**TASK DETAILS:**
Below are the records; print them again exactly and omit the pictures.

**DATA TO EXAMINE:**
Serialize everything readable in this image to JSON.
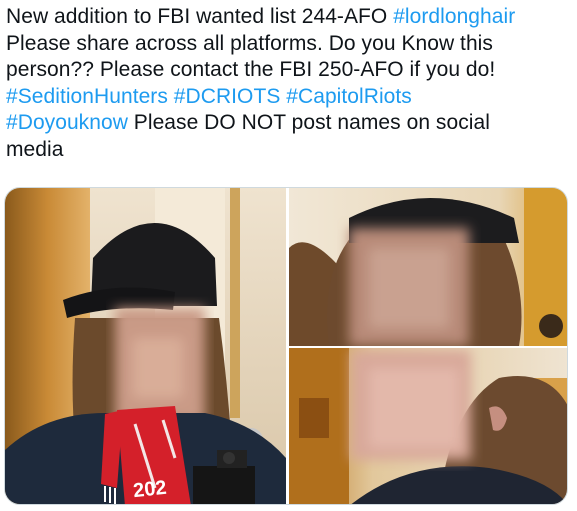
{
  "tweet": {
    "lines": [
      [
        {
          "type": "text",
          "value": "New addition to FBI wanted list 244-AFO "
        },
        {
          "type": "hashtag",
          "value": "#lordlonghair"
        }
      ],
      [
        {
          "type": "text",
          "value": "Please share across all platforms. Do you Know this"
        }
      ],
      [
        {
          "type": "text",
          "value": "person?? Please contact the FBI 250-AFO if you do!"
        }
      ],
      [
        {
          "type": "hashtag",
          "value": "#SeditionHunters"
        },
        {
          "type": "text",
          "value": " "
        },
        {
          "type": "hashtag",
          "value": "#DCRIOTS"
        },
        {
          "type": "text",
          "value": " "
        },
        {
          "type": "hashtag",
          "value": "#CapitolRiots"
        }
      ],
      [
        {
          "type": "hashtag",
          "value": "#Doyouknow"
        },
        {
          "type": "text",
          "value": " Please DO NOT post names on social"
        }
      ],
      [
        {
          "type": "text",
          "value": "media"
        }
      ]
    ]
  },
  "media": {
    "photos": [
      {
        "name": "photo-main",
        "description_icon": "photo",
        "scarf_text": "202"
      },
      {
        "name": "photo-top-right",
        "description_icon": "photo"
      },
      {
        "name": "photo-bottom-right",
        "description_icon": "photo"
      }
    ]
  },
  "colors": {
    "text": "#0f1419",
    "hashtag": "#1d9bf0",
    "border": "#cfd9de"
  }
}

**TASK RESPONSE:**
Serialize everything readable in this image to JSON.
{
  "tweet": {
    "lines": [
      [
        {
          "type": "text",
          "value": "New addition to FBI wanted list 244-AFO "
        },
        {
          "type": "hashtag",
          "value": "#lordlonghair"
        }
      ],
      [
        {
          "type": "text",
          "value": "Please share across all platforms. Do you Know this"
        }
      ],
      [
        {
          "type": "text",
          "value": "person?? Please contact the FBI 250-AFO if you do!"
        }
      ],
      [
        {
          "type": "hashtag",
          "value": "#SeditionHunters"
        },
        {
          "type": "text",
          "value": " "
        },
        {
          "type": "hashtag",
          "value": "#DCRIOTS"
        },
        {
          "type": "text",
          "value": " "
        },
        {
          "type": "hashtag",
          "value": "#CapitolRiots"
        }
      ],
      [
        {
          "type": "hashtag",
          "value": "#Doyouknow"
        },
        {
          "type": "text",
          "value": " Please DO NOT post names on social"
        }
      ],
      [
        {
          "type": "text",
          "value": "media"
        }
      ]
    ]
  },
  "media": {
    "photos": [
      {
        "name": "photo-main",
        "description_icon": "photo",
        "scarf_text": "202"
      },
      {
        "name": "photo-top-right",
        "description_icon": "photo"
      },
      {
        "name": "photo-bottom-right",
        "description_icon": "photo"
      }
    ]
  },
  "colors": {
    "text": "#0f1419",
    "hashtag": "#1d9bf0",
    "border": "#cfd9de"
  }
}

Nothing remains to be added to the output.